  • Prescott, Sarah. Elizabeth Singer Rowe: Gender, Disent, and Whig Poetics. Womersley, David, Paddy Bullard, Abigail Williams, eds. 'Cultures of Whiggism': New Essays on English Literature and Culture in the Long Eighteenth Century Newark, DE: U of Delaware P, 2005. 173-99. Print.
  • Prescott, Sarah. Elizabeth Singer Rowe (1674-1737): Politics, Passion and Piety. Prescott, Sarah and David E. Shuttleton, eds. Women and Poetry, 1660-1750. Basingstoke, England: Palgrave Macmillan, 2003. 71-78. Print.
  • Prescott, Sarah. Provincial networks, Dissenting connections, and noble friends: Elizabeth Singer Rowe and female authorship in early eighteenth-century England. Eighteenth-Century Life 25(1) (2001): 29-42. Print.
  • Shaw, Jane. Religious Love. Ballaster, Ros, ed., The History of British Women's Writing, 1690-1750. History of British Women's Writing 4. New York, NY: Palgrave Macmillan, 2013. 189-200. Print.
  • Stecher, Henry Frederic. Elizabeth Singer Rowe, the poetess of Frome A study in eighteenth-century English Pietism. Bern: Herbert Lang; Frankfurt/M.: Peter Lang, 1973. Print.
  • Stewart, Dustin D. Elizabeth Rowe, John Milton and poetic change. Women's Writing 20(1) (2013): 13-31. Print.

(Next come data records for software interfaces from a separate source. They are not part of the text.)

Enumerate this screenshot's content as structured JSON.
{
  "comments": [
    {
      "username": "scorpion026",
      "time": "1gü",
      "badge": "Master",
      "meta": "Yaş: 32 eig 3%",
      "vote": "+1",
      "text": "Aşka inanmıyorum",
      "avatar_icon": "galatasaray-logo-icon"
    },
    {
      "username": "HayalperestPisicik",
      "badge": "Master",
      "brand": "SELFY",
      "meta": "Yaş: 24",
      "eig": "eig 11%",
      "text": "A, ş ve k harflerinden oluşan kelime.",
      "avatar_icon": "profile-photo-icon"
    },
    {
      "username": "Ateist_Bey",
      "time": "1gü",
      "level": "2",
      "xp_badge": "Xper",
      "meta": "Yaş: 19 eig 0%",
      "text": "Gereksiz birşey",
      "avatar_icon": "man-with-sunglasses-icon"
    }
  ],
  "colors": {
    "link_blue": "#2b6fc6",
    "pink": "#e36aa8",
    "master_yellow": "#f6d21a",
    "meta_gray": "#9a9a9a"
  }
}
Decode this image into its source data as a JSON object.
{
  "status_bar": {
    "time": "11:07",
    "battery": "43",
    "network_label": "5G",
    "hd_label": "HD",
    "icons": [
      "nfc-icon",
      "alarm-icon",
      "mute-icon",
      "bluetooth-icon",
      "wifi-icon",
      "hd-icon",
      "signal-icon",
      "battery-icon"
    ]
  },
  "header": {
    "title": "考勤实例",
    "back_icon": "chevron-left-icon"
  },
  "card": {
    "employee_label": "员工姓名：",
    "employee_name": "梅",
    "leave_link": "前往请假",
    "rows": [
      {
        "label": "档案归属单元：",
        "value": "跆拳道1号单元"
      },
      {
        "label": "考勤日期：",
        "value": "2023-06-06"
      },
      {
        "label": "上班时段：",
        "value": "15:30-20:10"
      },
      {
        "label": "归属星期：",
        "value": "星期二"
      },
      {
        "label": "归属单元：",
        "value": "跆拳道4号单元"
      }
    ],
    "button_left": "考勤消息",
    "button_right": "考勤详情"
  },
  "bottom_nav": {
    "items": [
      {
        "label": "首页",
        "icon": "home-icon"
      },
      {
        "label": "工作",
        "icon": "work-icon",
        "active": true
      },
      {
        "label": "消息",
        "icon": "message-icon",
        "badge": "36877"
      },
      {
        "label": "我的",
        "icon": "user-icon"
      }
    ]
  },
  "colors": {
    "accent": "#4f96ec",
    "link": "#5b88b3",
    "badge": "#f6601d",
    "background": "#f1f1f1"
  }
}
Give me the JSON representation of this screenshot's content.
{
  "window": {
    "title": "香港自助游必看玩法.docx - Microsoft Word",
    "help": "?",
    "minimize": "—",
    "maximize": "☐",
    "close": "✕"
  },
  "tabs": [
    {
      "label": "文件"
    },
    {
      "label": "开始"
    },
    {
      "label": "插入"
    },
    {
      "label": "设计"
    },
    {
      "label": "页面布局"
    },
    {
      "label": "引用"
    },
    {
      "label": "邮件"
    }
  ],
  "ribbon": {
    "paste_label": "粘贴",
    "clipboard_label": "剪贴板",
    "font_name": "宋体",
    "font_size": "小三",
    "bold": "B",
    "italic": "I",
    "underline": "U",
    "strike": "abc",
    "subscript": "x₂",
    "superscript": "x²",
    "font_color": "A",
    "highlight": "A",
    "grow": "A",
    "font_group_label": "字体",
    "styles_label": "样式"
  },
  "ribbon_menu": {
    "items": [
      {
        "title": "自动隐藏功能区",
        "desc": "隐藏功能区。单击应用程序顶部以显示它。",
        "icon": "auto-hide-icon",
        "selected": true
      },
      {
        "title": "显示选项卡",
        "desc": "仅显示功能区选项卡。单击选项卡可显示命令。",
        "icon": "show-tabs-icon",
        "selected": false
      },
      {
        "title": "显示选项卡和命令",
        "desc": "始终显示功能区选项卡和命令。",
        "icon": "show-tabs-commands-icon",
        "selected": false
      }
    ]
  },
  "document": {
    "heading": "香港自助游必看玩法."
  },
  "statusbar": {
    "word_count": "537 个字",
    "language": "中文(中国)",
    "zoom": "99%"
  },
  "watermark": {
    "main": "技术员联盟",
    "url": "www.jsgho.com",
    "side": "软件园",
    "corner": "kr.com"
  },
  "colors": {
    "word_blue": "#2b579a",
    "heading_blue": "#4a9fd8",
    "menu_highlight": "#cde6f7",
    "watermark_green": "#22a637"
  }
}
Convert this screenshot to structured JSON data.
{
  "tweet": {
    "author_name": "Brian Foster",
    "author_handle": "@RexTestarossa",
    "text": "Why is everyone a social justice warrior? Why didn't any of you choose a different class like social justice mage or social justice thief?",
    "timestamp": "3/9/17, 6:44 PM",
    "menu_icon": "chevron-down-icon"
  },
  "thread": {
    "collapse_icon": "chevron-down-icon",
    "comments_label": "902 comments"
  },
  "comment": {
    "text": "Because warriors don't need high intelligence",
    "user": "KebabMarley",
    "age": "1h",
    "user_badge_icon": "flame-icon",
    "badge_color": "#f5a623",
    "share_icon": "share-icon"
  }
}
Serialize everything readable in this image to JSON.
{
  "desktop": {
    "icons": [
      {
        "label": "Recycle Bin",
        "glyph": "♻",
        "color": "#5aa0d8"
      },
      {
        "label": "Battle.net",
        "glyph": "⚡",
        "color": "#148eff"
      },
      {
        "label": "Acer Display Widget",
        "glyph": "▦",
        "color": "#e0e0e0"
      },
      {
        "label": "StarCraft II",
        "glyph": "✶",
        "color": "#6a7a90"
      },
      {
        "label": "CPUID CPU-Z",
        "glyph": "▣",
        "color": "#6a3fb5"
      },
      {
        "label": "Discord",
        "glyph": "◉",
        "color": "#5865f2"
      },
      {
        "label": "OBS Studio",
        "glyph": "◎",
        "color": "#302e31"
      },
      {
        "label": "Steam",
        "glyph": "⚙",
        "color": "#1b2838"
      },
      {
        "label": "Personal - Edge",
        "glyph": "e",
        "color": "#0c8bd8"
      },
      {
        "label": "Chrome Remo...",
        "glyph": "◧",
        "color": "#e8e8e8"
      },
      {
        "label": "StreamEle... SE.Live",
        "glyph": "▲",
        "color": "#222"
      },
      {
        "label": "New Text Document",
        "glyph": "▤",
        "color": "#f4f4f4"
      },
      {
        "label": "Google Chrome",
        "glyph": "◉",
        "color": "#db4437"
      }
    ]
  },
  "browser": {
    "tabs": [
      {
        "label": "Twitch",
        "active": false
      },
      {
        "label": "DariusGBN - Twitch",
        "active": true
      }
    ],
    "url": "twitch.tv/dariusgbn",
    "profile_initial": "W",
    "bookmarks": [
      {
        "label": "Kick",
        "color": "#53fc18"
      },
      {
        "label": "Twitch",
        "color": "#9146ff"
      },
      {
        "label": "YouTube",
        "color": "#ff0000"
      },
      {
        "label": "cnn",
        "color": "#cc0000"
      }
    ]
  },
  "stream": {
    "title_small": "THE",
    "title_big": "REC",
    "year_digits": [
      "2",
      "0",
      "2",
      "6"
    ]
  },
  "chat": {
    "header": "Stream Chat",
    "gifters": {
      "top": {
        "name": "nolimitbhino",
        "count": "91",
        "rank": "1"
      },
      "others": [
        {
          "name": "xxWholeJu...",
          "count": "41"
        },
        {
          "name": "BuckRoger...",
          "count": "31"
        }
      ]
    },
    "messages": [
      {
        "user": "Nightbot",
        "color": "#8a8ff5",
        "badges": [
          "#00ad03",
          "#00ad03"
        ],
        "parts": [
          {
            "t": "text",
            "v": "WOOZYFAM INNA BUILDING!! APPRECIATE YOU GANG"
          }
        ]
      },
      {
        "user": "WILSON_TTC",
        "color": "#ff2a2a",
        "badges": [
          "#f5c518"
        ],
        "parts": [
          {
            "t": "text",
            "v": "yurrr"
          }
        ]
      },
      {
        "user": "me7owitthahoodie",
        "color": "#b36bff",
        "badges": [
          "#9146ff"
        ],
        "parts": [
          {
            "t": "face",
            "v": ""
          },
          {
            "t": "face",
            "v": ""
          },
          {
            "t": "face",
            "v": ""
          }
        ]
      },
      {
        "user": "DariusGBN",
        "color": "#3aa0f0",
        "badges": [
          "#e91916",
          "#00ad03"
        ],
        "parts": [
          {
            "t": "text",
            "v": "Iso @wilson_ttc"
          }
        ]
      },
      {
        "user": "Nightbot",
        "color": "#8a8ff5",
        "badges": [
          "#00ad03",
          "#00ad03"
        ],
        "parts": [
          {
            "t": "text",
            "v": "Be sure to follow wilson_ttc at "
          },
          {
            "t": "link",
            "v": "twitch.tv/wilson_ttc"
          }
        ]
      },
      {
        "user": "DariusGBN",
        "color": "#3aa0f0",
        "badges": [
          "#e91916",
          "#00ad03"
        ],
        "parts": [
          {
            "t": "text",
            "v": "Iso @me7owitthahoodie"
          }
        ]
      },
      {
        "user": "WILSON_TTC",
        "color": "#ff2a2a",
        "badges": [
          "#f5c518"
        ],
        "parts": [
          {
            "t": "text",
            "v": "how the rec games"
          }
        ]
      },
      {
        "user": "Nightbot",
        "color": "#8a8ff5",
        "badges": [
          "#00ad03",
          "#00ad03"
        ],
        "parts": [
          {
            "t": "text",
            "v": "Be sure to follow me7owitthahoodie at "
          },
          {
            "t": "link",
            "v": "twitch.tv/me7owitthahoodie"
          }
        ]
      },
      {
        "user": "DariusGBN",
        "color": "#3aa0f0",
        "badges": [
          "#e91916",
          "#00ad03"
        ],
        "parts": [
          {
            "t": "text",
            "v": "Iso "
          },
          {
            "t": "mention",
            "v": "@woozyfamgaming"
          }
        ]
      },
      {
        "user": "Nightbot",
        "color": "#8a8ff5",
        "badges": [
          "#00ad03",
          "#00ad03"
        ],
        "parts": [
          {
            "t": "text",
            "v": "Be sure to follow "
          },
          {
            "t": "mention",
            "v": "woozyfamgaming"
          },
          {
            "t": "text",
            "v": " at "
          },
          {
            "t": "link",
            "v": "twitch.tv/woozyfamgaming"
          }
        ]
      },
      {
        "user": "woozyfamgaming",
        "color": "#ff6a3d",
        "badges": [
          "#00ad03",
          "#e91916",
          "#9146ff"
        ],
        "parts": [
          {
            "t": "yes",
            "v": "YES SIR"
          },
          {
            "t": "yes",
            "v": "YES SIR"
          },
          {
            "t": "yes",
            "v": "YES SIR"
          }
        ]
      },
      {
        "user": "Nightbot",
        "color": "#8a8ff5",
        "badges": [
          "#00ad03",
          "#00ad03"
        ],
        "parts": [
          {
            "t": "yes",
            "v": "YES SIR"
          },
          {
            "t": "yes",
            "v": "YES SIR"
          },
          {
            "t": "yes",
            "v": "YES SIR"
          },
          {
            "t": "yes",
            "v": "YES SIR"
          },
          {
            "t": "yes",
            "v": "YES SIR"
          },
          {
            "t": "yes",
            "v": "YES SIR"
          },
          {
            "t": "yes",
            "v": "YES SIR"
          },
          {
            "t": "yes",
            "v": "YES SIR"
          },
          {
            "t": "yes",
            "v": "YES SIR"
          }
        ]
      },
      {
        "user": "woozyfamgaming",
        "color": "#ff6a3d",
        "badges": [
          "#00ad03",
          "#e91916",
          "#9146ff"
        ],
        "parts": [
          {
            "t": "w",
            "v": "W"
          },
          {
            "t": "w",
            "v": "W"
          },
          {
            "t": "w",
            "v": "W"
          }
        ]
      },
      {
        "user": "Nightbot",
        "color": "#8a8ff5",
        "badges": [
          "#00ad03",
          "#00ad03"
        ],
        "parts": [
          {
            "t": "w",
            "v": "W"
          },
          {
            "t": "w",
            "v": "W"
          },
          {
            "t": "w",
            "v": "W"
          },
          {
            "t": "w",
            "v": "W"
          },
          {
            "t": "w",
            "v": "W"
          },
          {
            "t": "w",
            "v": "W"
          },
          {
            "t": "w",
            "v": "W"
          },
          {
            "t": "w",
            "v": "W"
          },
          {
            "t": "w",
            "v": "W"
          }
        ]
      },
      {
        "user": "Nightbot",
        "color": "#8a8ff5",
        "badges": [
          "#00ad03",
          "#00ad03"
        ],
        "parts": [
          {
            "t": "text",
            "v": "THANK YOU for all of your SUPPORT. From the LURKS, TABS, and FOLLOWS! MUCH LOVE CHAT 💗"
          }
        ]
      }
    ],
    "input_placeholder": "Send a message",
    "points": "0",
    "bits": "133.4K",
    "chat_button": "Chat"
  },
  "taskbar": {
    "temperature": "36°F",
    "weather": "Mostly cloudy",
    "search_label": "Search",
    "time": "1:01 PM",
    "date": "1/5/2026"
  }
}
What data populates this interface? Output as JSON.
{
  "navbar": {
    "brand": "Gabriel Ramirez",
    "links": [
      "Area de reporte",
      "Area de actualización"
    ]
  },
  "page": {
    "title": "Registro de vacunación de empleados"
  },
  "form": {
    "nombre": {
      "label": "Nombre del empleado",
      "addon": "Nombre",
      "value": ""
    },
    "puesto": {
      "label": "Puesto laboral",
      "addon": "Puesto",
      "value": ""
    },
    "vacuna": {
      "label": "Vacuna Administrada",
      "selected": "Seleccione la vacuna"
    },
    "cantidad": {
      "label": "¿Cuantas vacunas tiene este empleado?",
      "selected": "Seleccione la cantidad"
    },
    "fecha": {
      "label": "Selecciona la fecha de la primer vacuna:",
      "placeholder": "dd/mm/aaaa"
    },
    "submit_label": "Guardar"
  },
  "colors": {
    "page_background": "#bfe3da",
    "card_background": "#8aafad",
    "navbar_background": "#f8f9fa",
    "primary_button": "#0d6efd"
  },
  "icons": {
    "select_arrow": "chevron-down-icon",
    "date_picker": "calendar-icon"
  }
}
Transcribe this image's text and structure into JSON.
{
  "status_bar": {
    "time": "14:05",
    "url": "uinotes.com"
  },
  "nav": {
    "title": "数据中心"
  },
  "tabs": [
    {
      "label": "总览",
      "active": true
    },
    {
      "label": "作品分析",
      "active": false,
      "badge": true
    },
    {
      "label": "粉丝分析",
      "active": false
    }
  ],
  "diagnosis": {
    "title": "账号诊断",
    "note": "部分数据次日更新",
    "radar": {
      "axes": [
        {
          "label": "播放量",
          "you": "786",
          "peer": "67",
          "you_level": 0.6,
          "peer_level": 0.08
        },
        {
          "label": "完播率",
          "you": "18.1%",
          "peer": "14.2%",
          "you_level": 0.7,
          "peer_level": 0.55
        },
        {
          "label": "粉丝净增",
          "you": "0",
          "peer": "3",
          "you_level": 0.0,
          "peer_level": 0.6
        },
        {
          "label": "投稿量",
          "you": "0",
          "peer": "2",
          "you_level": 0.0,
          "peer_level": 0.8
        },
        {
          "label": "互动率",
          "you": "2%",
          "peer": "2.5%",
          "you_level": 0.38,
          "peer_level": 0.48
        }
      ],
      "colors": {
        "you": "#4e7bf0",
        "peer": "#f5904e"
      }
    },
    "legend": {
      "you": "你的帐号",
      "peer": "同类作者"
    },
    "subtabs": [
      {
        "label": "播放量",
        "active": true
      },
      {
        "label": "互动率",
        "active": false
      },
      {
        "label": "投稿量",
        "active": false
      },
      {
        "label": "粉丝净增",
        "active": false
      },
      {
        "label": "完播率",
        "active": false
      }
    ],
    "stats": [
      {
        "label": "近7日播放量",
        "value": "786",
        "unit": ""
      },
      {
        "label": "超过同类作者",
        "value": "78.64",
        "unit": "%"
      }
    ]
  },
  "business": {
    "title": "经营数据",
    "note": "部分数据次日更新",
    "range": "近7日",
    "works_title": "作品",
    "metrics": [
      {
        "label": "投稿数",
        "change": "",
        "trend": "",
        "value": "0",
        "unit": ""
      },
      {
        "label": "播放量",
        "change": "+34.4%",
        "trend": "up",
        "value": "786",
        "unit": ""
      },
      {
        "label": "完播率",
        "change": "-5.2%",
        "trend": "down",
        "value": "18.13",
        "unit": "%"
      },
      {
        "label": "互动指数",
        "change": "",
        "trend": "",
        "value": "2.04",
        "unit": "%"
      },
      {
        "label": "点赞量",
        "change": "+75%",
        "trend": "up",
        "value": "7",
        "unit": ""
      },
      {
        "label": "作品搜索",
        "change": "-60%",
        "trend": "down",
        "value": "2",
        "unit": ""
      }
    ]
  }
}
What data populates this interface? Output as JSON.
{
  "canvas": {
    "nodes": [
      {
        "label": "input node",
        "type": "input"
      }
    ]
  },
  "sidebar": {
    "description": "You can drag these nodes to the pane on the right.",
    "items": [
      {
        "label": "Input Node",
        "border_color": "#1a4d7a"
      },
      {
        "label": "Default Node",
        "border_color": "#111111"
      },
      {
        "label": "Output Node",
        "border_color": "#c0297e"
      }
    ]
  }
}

  • Walmsley, Peter. Whigs in Heaven: Elizabeth Rowe's Friendship in Death. Eighteenth-Century Studies 44(3) (2011): 315-330. Print.